While I’m glad to have Katja on my side, this close friendship doesn’t do good for us both. Sometimes having another person in the same boat can only drag you down.
She’s not doing so well herself; she has to deal with her parents’ messy divorce and her abusing mother, while her low self-esteem keeps nagging in the back of her head. Her douchebag boyfriend is in a different Navy base somewhere out there and they only meet on weekends, and he is often tagged on social media flirting with some blonde.
One evening I sit alone in the office doing some meaningless unnecessary job, but my mind is a million miles away.
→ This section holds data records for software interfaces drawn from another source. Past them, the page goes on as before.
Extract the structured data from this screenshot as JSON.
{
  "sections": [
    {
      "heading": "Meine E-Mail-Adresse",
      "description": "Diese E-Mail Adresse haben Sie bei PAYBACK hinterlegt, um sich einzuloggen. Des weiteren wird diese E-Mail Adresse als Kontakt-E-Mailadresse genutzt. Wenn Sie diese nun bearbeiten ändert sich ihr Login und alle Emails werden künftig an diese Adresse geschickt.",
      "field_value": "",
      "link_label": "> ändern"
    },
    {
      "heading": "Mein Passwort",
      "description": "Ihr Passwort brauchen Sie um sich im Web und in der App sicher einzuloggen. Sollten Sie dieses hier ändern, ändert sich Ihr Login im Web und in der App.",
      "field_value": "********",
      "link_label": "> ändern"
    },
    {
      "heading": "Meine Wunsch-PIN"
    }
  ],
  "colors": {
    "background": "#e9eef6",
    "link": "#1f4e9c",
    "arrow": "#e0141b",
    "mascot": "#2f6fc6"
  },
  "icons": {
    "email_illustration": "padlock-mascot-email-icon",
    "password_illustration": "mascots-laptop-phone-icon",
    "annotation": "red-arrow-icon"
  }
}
I think about how I just can’t recognize myself anymore. Am I even real?
The clappity-cloppity of the Major’s heeled shoes echoes in the hallway and I try to shake off my thoughts as she enters the room and starts yapping about work stuff. She’s the last thing I need right now. But then she gets silent for a moment and looks at me, really looking. “Are you okay?”, she asks, “You seem down”.
This catches me so off-guard, I can’t hold back the tears. She sits down with me and insists I go talk with somebody. The next day, she tells me discreetly that she scheduled a meeting for me with a military psychologist.
A few days later I make my way back to the very same base I was drafted at, a huge human-resource center. It’s about an hour-long bus ride, and I look curiously out the window as the bus goes through the Tel-Avivian suburbs and surrounding cities. As I get there I find what is called “The Navy Ward”. It’s a few cabins under the open skies, and the waiting room outside the shrink’s office is just a bunch of picnic tables.
He opens the door and I enter. Good Doctor Eli, a bellied middle-aged man with round glasses and a deep, calm voice, fits well into his office that is decorated like a miniature old-fashioned living-room. We sit facing each other in comfy armchairs, a soft carpet beneath our feet, and a coffee table in the middle.
He looks at me and I start talking, shyly, saying I’m not quite sure I’m feeling comfortable with the treatment. He asks how so and I don’t know what to say, so I tell him about a dream I’ve had.
A man goes to see the doctor because his eyes bleed. Blood runs on his cheeks like tears. The Doctor is a dwarfish man in a white laboratory coat, and he offers the man a treatment called “The Guillotine”. The man crouches and puts the top half of his head under the Guillotine and as he does so, he sees drops of blood staining the floor. There’s a loud “Whack!” sound and the man gets up again and feels the top of his head which is now missing, leaving only his nose and mouth. He feels the open wound, and lets out a heart-tearing scream of terror.
I raise my eyes to look at the Doctor, and he nods, understandably. I like him already.
With time, I get familiar with depression. I let it wash over me. Soon I realise that there’s no better time to be depressed – these years don’t belong to me anyway, I might as well spend them trying to get every last bit of sadness out of my system.
As winter comes I crawl into depression and cuddle with it, like a mammal going into hibernation.